A night at the opera in Los Angeles will soon feature a new face. Ahead of the upcoming season, Colombian-born Lina González-Granados was named the LA Opera’s next resident conductor. She tells KCRW her decision to accept the offer and relocate to Southern California was “natural and seamless.”
What excites you the most about moving to LA?
Lina González-Granados: Absolutely the weather. I am from a tropical area … so the weather is the thing that attracts me the most. I just adore LA. I love the Hollywood Bowl, and I'm quite obsessed with Hollywood and movies. Everything seems to be completely condensed in one perfect place called LA.
How will you weave your Colombian heritage into the work you do when you arrive in LA?
It’s who I am. It's not something that I can separate myself from. It’s the way that I see family and community. And that's why I think LA rings so close to home because it's such a Latin American or Latino-oriented community. I would love to see that being reflected in my work, into the pieces that I choose, into the community that I reach out to.
Why do you think it's so important to have a Latina at the LA Opera at this moment?
Latinos in general have played an important role in the society of LA, and it's time for Latinas in general to take leadership. There are not that many [Latinas] in those positions of leadership culturally. I think it's just a huge responsibility.
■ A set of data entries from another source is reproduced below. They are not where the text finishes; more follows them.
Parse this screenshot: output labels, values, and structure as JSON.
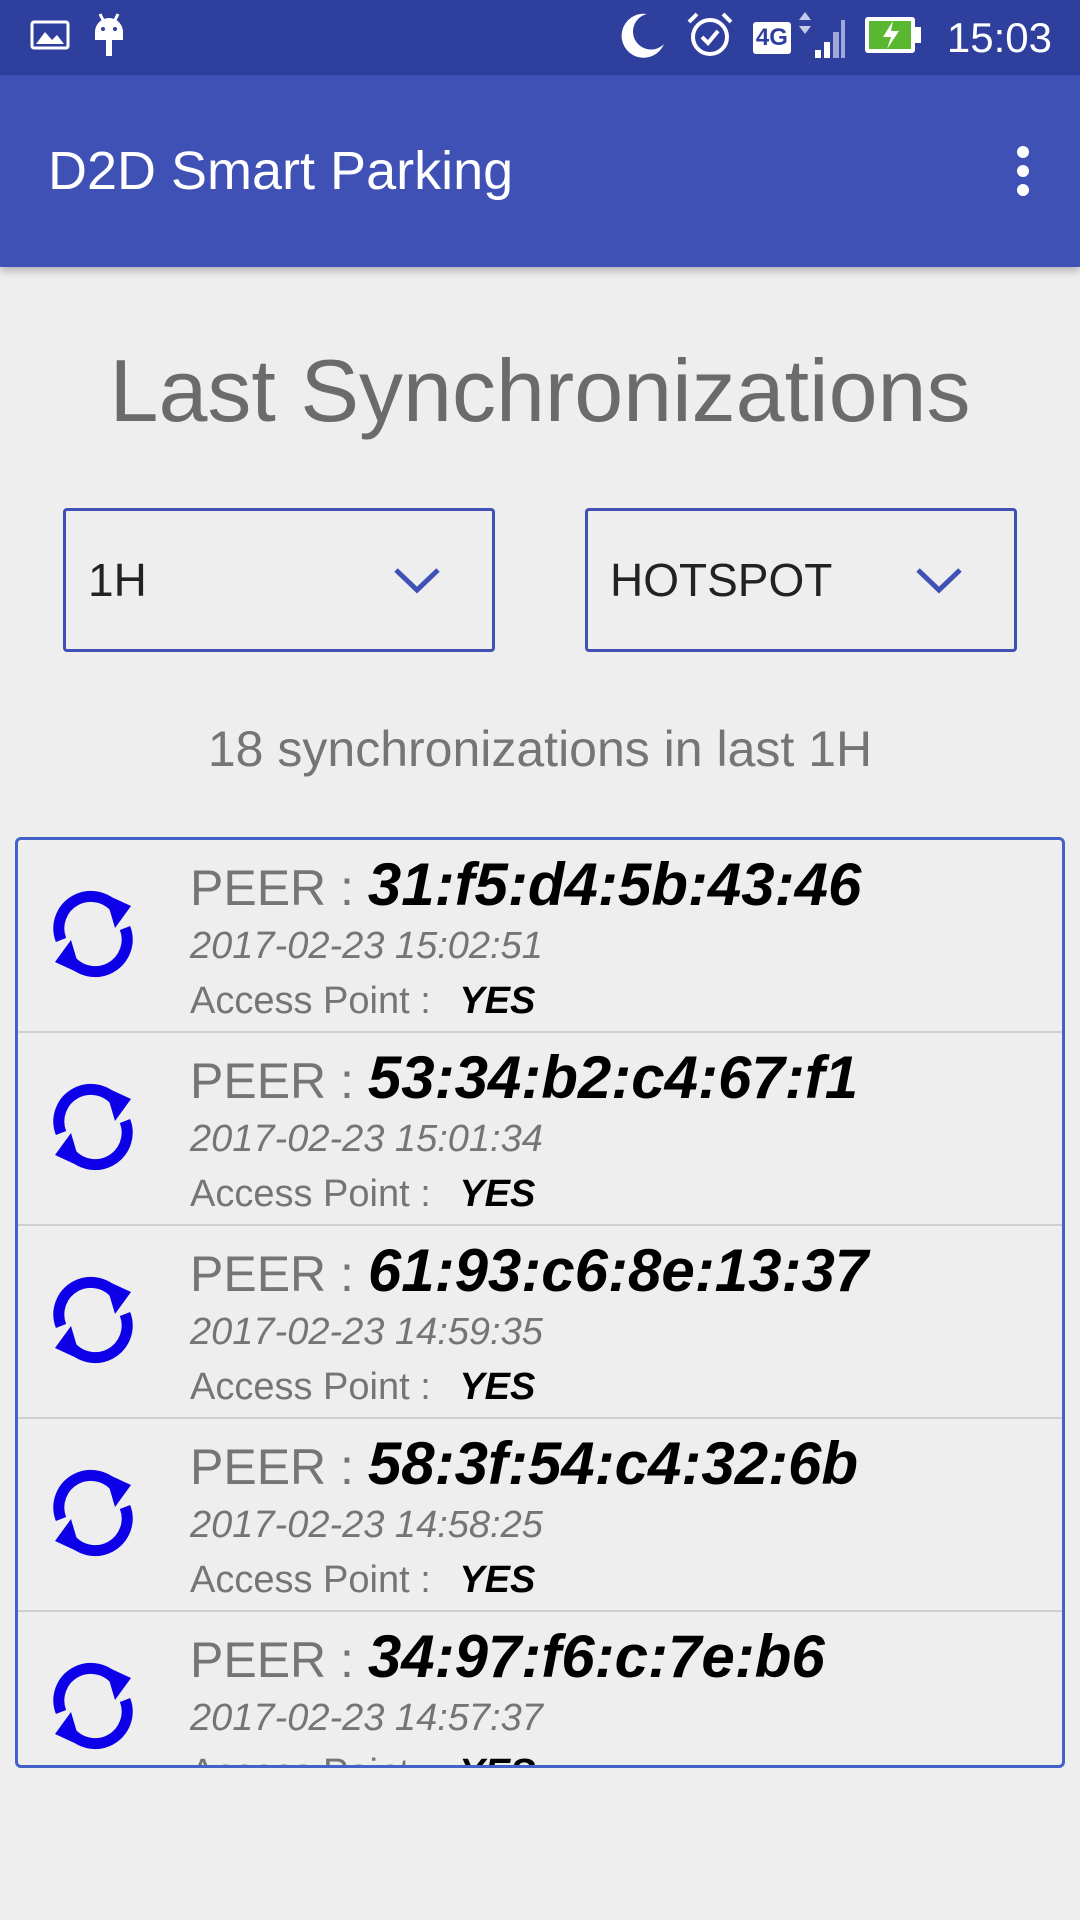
{
  "status_bar": {
    "time": "15:03",
    "network": "4G",
    "icons": [
      "image-icon",
      "android-icon",
      "moon-icon",
      "alarm-icon",
      "network-4g-icon",
      "signal-icon",
      "battery-charging-icon"
    ]
  },
  "app_bar": {
    "title": "D2D Smart Parking",
    "overflow_icon": "more-vert-icon"
  },
  "main": {
    "heading": "Last Synchronizations",
    "period_spinner": {
      "selected": "1H"
    },
    "mode_spinner": {
      "selected": "HOTSPOT"
    },
    "sync_count_text": "18 synchronizations in last 1H",
    "peer_label": "PEER : ",
    "ap_label": "Access Point : ",
    "items": [
      {
        "mac": "31:f5:d4:5b:43:46",
        "timestamp": "2017-02-23 15:02:51",
        "access_point": "YES"
      },
      {
        "mac": "53:34:b2:c4:67:f1",
        "timestamp": "2017-02-23 15:01:34",
        "access_point": "YES"
      },
      {
        "mac": "61:93:c6:8e:13:37",
        "timestamp": "2017-02-23 14:59:35",
        "access_point": "YES"
      },
      {
        "mac": "58:3f:54:c4:32:6b",
        "timestamp": "2017-02-23 14:58:25",
        "access_point": "YES"
      },
      {
        "mac": "34:97:f6:c:7e:b6",
        "timestamp": "2017-02-23 14:57:37",
        "access_point": "YES"
      }
    ]
  },
  "colors": {
    "status_bar": "#2f3f9e",
    "app_bar": "#3f51b5",
    "accent": "#3f51b5",
    "sync_icon": "#0d00e8",
    "background": "#eeeeee"
  }
}
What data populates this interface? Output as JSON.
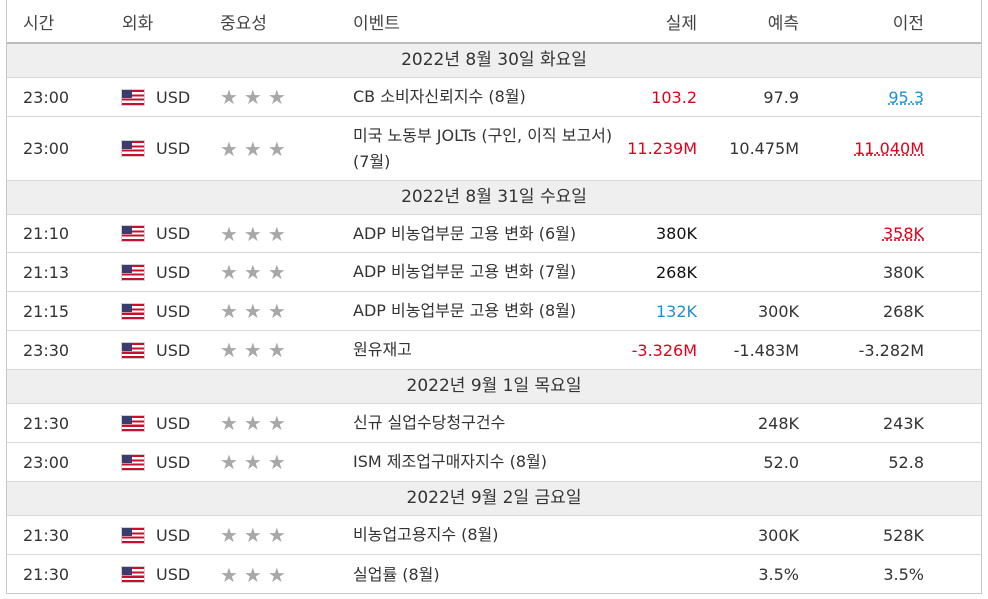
{
  "header": {
    "time": "시간",
    "currency": "외화",
    "importance": "중요성",
    "event": "이벤트",
    "actual": "실제",
    "forecast": "예측",
    "previous": "이전"
  },
  "dates": [
    "2022년 8월 30일 화요일",
    "2022년 8월 31일 수요일",
    "2022년 9월 1일 목요일",
    "2022년 9월 2일 금요일"
  ],
  "rows": [
    {
      "time": "23:00",
      "currency": "USD",
      "importance": "★★★",
      "event": "CB 소비자신뢰지수 (8월)",
      "actual": "103.2",
      "forecast": "97.9",
      "previous": "95.3"
    },
    {
      "time": "23:00",
      "currency": "USD",
      "importance": "★★★",
      "event": "미국 노동부 JOLTs (구인, 이직 보고서) (7월)",
      "actual": "11.239M",
      "forecast": "10.475M",
      "previous": "11.040M"
    },
    {
      "time": "21:10",
      "currency": "USD",
      "importance": "★★★",
      "event": "ADP 비농업부문 고용 변화 (6월)",
      "actual": "380K",
      "forecast": "",
      "previous": "358K"
    },
    {
      "time": "21:13",
      "currency": "USD",
      "importance": "★★★",
      "event": "ADP 비농업부문 고용 변화 (7월)",
      "actual": "268K",
      "forecast": "",
      "previous": "380K"
    },
    {
      "time": "21:15",
      "currency": "USD",
      "importance": "★★★",
      "event": "ADP 비농업부문 고용 변화 (8월)",
      "actual": "132K",
      "forecast": "300K",
      "previous": "268K"
    },
    {
      "time": "23:30",
      "currency": "USD",
      "importance": "★★★",
      "event": "원유재고",
      "actual": "-3.326M",
      "forecast": "-1.483M",
      "previous": "-3.282M"
    },
    {
      "time": "21:30",
      "currency": "USD",
      "importance": "★★★",
      "event": "신규 실업수당청구건수",
      "actual": "",
      "forecast": "248K",
      "previous": "243K"
    },
    {
      "time": "23:00",
      "currency": "USD",
      "importance": "★★★",
      "event": "ISM 제조업구매자지수 (8월)",
      "actual": "",
      "forecast": "52.0",
      "previous": "52.8"
    },
    {
      "time": "21:30",
      "currency": "USD",
      "importance": "★★★",
      "event": "비농업고용지수 (8월)",
      "actual": "",
      "forecast": "300K",
      "previous": "528K"
    },
    {
      "time": "21:30",
      "currency": "USD",
      "importance": "★★★",
      "event": "실업률 (8월)",
      "actual": "",
      "forecast": "3.5%",
      "previous": "3.5%"
    }
  ],
  "colors": {
    "negative": "#e0001a",
    "positive": "#1e90d6",
    "date_bar_bg": "#efefef",
    "star": "#a8a8a8"
  },
  "icons": {
    "flag": "us-flag-icon",
    "importance": "star-icon"
  }
}
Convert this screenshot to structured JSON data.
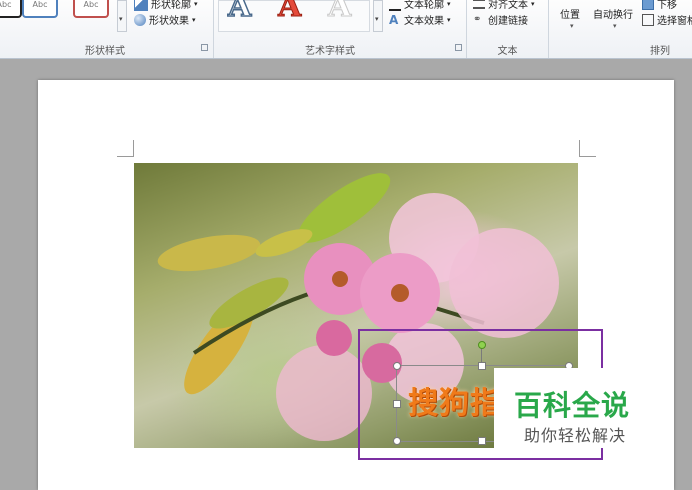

Hopefully, by me getting these accolades and this post, more Latinas are inspired. This is a real measurement of change that is happening.
In Boston, you formed Unitas Ensemble, a group that performs works from Latin American composers. What was your goal in creating that group?
When I was in school in Boston, I didn't have that many Latino friends. And the most devastating thing for me as a student was that the only time Latino repertoire was played was when I was conducting it. We're talking about this in 2013, 2014. It's not that far away. I thought, “How come in a city with a [high] quantity of nonprofits in the arts that there is nothing specialized for us? It's like we are invisible.”
There is a huge amount of Latinos in the States. For us not to have a little voice saying that we actually create beautiful artists is just crazy.
How will you bring more Latin American influences into that world of classical music and opera in LA?
We have extraordinary composers. There are a lot of operas in the works in the Spanish language and in different musical languages. How awesome it is that we have this medium as opera connecting to this language!
How do you see yourself working to expand accessibility to the classical arts?
Almost all my work outside [performance halls] is working with young singers in alternative venues. Decentralizing is something that LA Opera does very well — decentralizing the opera settings into other parts of the city.
I hope that helps to reach out to the community. “Hispanics for LA Opera” has embraced me with open arms. I hope that with them and their expertise that I can reach out to more people and just spread the love [of] opera and in general, Latin American music.
What can people expect when you conduct LA Opera’s opening night next season?
It’s a killer cast, and it's going to be a great production. I think the fact that they gave me this opportunity speaks very highly of the bet that they are willing to make about me and this whole mission of reaching out to more people. Stay tuned because the opera that we're doing is going to be crazy awesome.